— WORK ITEM —
Where a record contains a picture, omit it; otherwise reproduce the listing exactly.

— INFORMATION GIVEN —
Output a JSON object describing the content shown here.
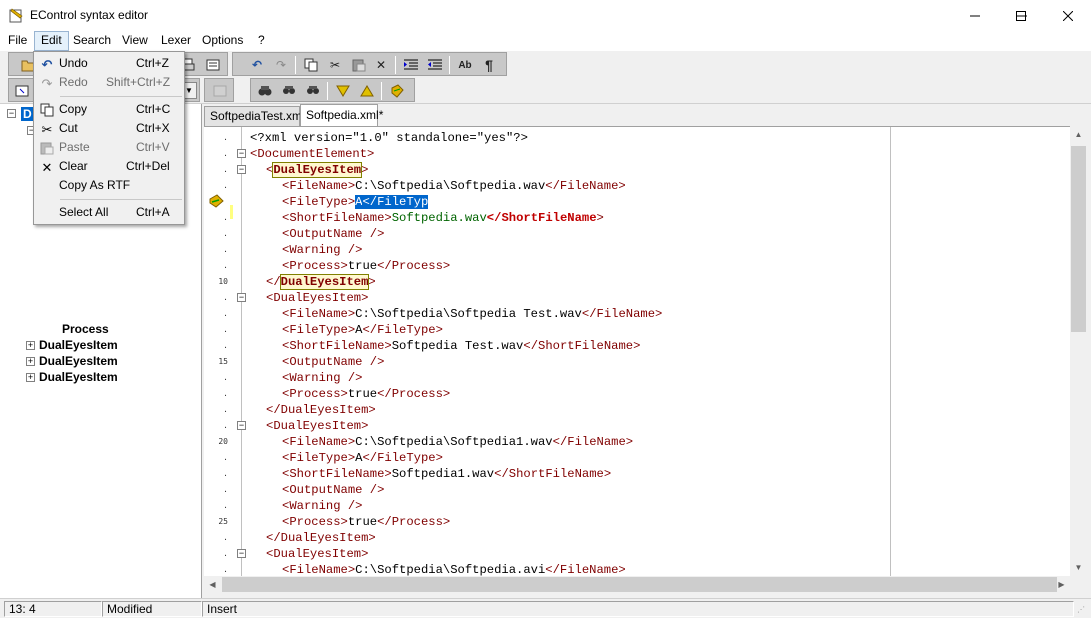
{
  "window": {
    "title": "EControl syntax editor"
  },
  "menubar": {
    "items": [
      {
        "label": "File"
      },
      {
        "label": "Edit"
      },
      {
        "label": "Search"
      },
      {
        "label": "View"
      },
      {
        "label": "Lexer"
      },
      {
        "label": "Options"
      },
      {
        "label": "?"
      }
    ]
  },
  "edit_menu": {
    "undo": {
      "label": "Undo",
      "shortcut": "Ctrl+Z"
    },
    "redo": {
      "label": "Redo",
      "shortcut": "Shift+Ctrl+Z"
    },
    "copy": {
      "label": "Copy",
      "shortcut": "Ctrl+C"
    },
    "cut": {
      "label": "Cut",
      "shortcut": "Ctrl+X"
    },
    "paste": {
      "label": "Paste",
      "shortcut": "Ctrl+V"
    },
    "clear": {
      "label": "Clear",
      "shortcut": "Ctrl+Del"
    },
    "copy_rtf": {
      "label": "Copy As RTF"
    },
    "select_all": {
      "label": "Select All",
      "shortcut": "Ctrl+A"
    }
  },
  "tabs": [
    {
      "label": "SoftpediaTest.xml"
    },
    {
      "label": "Softpedia.xml*"
    }
  ],
  "tree": {
    "root": "D",
    "items": [
      "Process",
      "DualEyesItem",
      "DualEyesItem",
      "DualEyesItem"
    ]
  },
  "editor": {
    "line_numbers": [
      "10",
      "15",
      "20",
      "25"
    ],
    "tags": {
      "xmldecl": "<?xml version=\"1.0\" standalone=\"yes\"?>",
      "doc_open": "<DocumentElement>",
      "item": "DualEyesItem",
      "item_open": "<DualEyesItem>",
      "item_close": "</DualEyesItem>",
      "filename_open": "<FileName>",
      "filename_close": "</FileName>",
      "filetype_open": "<FileType>",
      "filetype_close": "</FileType>",
      "filetyp_close_sel": "</FileTyp",
      "shortname_open": "<ShortFileName>",
      "shortname_close": "</ShortFileName>",
      "shortname_tag": "ShortFileName",
      "output": "<OutputName />",
      "warning": "<Warning />",
      "process_open": "<Process>",
      "process_close": "</Process>",
      "lt": "<",
      "gt": ">",
      "lt_slash": "</"
    },
    "values": {
      "file1": "C:\\Softpedia\\Softpedia.wav",
      "type": "A",
      "short1": "Softpedia.wav",
      "true": "true",
      "file2": "C:\\Softpedia\\Softpedia Test.wav",
      "short2": "Softpedia Test.wav",
      "file3": "C:\\Softpedia\\Softpedia1.wav",
      "short3": "Softpedia1.wav",
      "file4": "C:\\Softpedia\\Softpedia.avi",
      "dot": "."
    }
  },
  "status": {
    "position": "13: 4",
    "modified": "Modified",
    "mode": "Insert"
  },
  "colors": {
    "tag": "#800000",
    "selection": "#0066cc",
    "string_green": "#006400"
  }
}
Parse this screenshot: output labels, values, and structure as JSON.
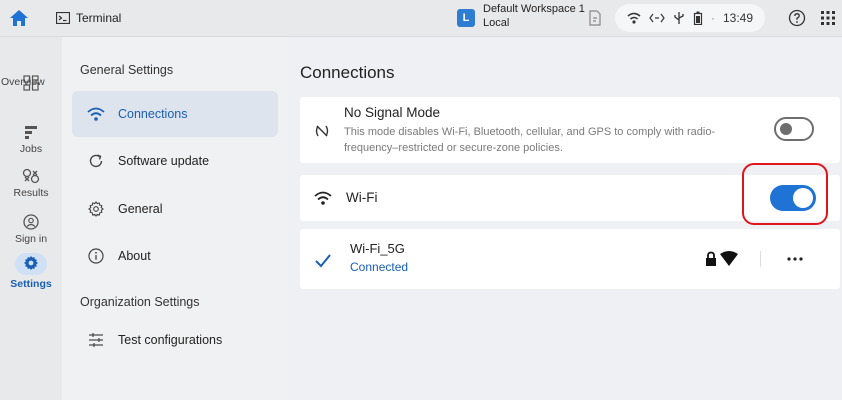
{
  "topbar": {
    "tab_title": "Terminal",
    "workspace_badge": "L",
    "workspace_name": "Default Workspace 1",
    "workspace_location": "Local",
    "time": "13:49",
    "separator": "·"
  },
  "rail": {
    "items": [
      {
        "label": "Overview",
        "icon": "overview-icon"
      },
      {
        "label": "Jobs",
        "icon": "jobs-icon"
      },
      {
        "label": "Results",
        "icon": "results-icon"
      },
      {
        "label": "Sign in",
        "icon": "sign-in-icon"
      },
      {
        "label": "Settings",
        "icon": "gear-icon",
        "active": true
      }
    ]
  },
  "nav": {
    "general_heading": "General Settings",
    "org_heading": "Organization Settings",
    "items": [
      {
        "label": "Connections",
        "icon": "wifi-icon",
        "active": true
      },
      {
        "label": "Software update",
        "icon": "update-icon"
      },
      {
        "label": "General",
        "icon": "gear-icon"
      },
      {
        "label": "About",
        "icon": "info-icon"
      },
      {
        "label": "Test configurations",
        "icon": "sliders-icon"
      }
    ]
  },
  "main": {
    "title": "Connections",
    "no_signal": {
      "title": "No Signal Mode",
      "description": "This mode disables Wi-Fi, Bluetooth, cellular, and GPS to comply with radio-frequency–restricted or secure-zone policies.",
      "enabled": false
    },
    "wifi": {
      "label": "Wi-Fi",
      "enabled": true
    },
    "network": {
      "ssid": "Wi-Fi_5G",
      "status": "Connected",
      "secured": true
    }
  },
  "colors": {
    "accent": "#1f73d4",
    "highlight": "#e0141b",
    "active_nav": "#dde4ee"
  }
}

— PROBLEM SOLUTION —
Output a JSON object describing the content shown here.
{
  "window": {
    "title": "EControl syntax editor"
  },
  "menubar": {
    "items": [
      {
        "label": "File"
      },
      {
        "label": "Edit"
      },
      {
        "label": "Search"
      },
      {
        "label": "View"
      },
      {
        "label": "Lexer"
      },
      {
        "label": "Options"
      },
      {
        "label": "?"
      }
    ]
  },
  "edit_menu": {
    "undo": {
      "label": "Undo",
      "shortcut": "Ctrl+Z"
    },
    "redo": {
      "label": "Redo",
      "shortcut": "Shift+Ctrl+Z"
    },
    "copy": {
      "label": "Copy",
      "shortcut": "Ctrl+C"
    },
    "cut": {
      "label": "Cut",
      "shortcut": "Ctrl+X"
    },
    "paste": {
      "label": "Paste",
      "shortcut": "Ctrl+V"
    },
    "clear": {
      "label": "Clear",
      "shortcut": "Ctrl+Del"
    },
    "copy_rtf": {
      "label": "Copy As RTF"
    },
    "select_all": {
      "label": "Select All",
      "shortcut": "Ctrl+A"
    }
  },
  "tabs": [
    {
      "label": "SoftpediaTest.xml"
    },
    {
      "label": "Softpedia.xml*"
    }
  ],
  "tree": {
    "root": "D",
    "items": [
      "Process",
      "DualEyesItem",
      "DualEyesItem",
      "DualEyesItem"
    ]
  },
  "editor": {
    "line_numbers": [
      "10",
      "15",
      "20",
      "25"
    ],
    "tags": {
      "xmldecl": "<?xml version=\"1.0\" standalone=\"yes\"?>",
      "doc_open": "<DocumentElement>",
      "item": "DualEyesItem",
      "item_open": "<DualEyesItem>",
      "item_close": "</DualEyesItem>",
      "filename_open": "<FileName>",
      "filename_close": "</FileName>",
      "filetype_open": "<FileType>",
      "filetype_close": "</FileType>",
      "filetyp_close_sel": "</FileTyp",
      "shortname_open": "<ShortFileName>",
      "shortname_close": "</ShortFileName>",
      "shortname_tag": "ShortFileName",
      "output": "<OutputName />",
      "warning": "<Warning />",
      "process_open": "<Process>",
      "process_close": "</Process>",
      "lt": "<",
      "gt": ">",
      "lt_slash": "</"
    },
    "values": {
      "file1": "C:\\Softpedia\\Softpedia.wav",
      "type": "A",
      "short1": "Softpedia.wav",
      "true": "true",
      "file2": "C:\\Softpedia\\Softpedia Test.wav",
      "short2": "Softpedia Test.wav",
      "file3": "C:\\Softpedia\\Softpedia1.wav",
      "short3": "Softpedia1.wav",
      "file4": "C:\\Softpedia\\Softpedia.avi",
      "dot": "."
    }
  },
  "status": {
    "position": "13: 4",
    "modified": "Modified",
    "mode": "Insert"
  },
  "colors": {
    "tag": "#800000",
    "selection": "#0066cc",
    "string_green": "#006400"
  }
}
Parse this screenshot: output labels, values, and structure as JSON.
{
  "topbar": {
    "tab_title": "Terminal",
    "workspace_badge": "L",
    "workspace_name": "Default Workspace 1",
    "workspace_location": "Local",
    "time": "13:49",
    "separator": "·"
  },
  "rail": {
    "items": [
      {
        "label": "Overview",
        "icon": "overview-icon"
      },
      {
        "label": "Jobs",
        "icon": "jobs-icon"
      },
      {
        "label": "Results",
        "icon": "results-icon"
      },
      {
        "label": "Sign in",
        "icon": "sign-in-icon"
      },
      {
        "label": "Settings",
        "icon": "gear-icon",
        "active": true
      }
    ]
  },
  "nav": {
    "general_heading": "General Settings",
    "org_heading": "Organization Settings",
    "items": [
      {
        "label": "Connections",
        "icon": "wifi-icon",
        "active": true
      },
      {
        "label": "Software update",
        "icon": "update-icon"
      },
      {
        "label": "General",
        "icon": "gear-icon"
      },
      {
        "label": "About",
        "icon": "info-icon"
      },
      {
        "label": "Test configurations",
        "icon": "sliders-icon"
      }
    ]
  },
  "main": {
    "title": "Connections",
    "no_signal": {
      "title": "No Signal Mode",
      "description": "This mode disables Wi-Fi, Bluetooth, cellular, and GPS to comply with radio-frequency–restricted or secure-zone policies.",
      "enabled": false
    },
    "wifi": {
      "label": "Wi-Fi",
      "enabled": true
    },
    "network": {
      "ssid": "Wi-Fi_5G",
      "status": "Connected",
      "secured": true
    }
  },
  "colors": {
    "accent": "#1f73d4",
    "highlight": "#e0141b",
    "active_nav": "#dde4ee"
  }
}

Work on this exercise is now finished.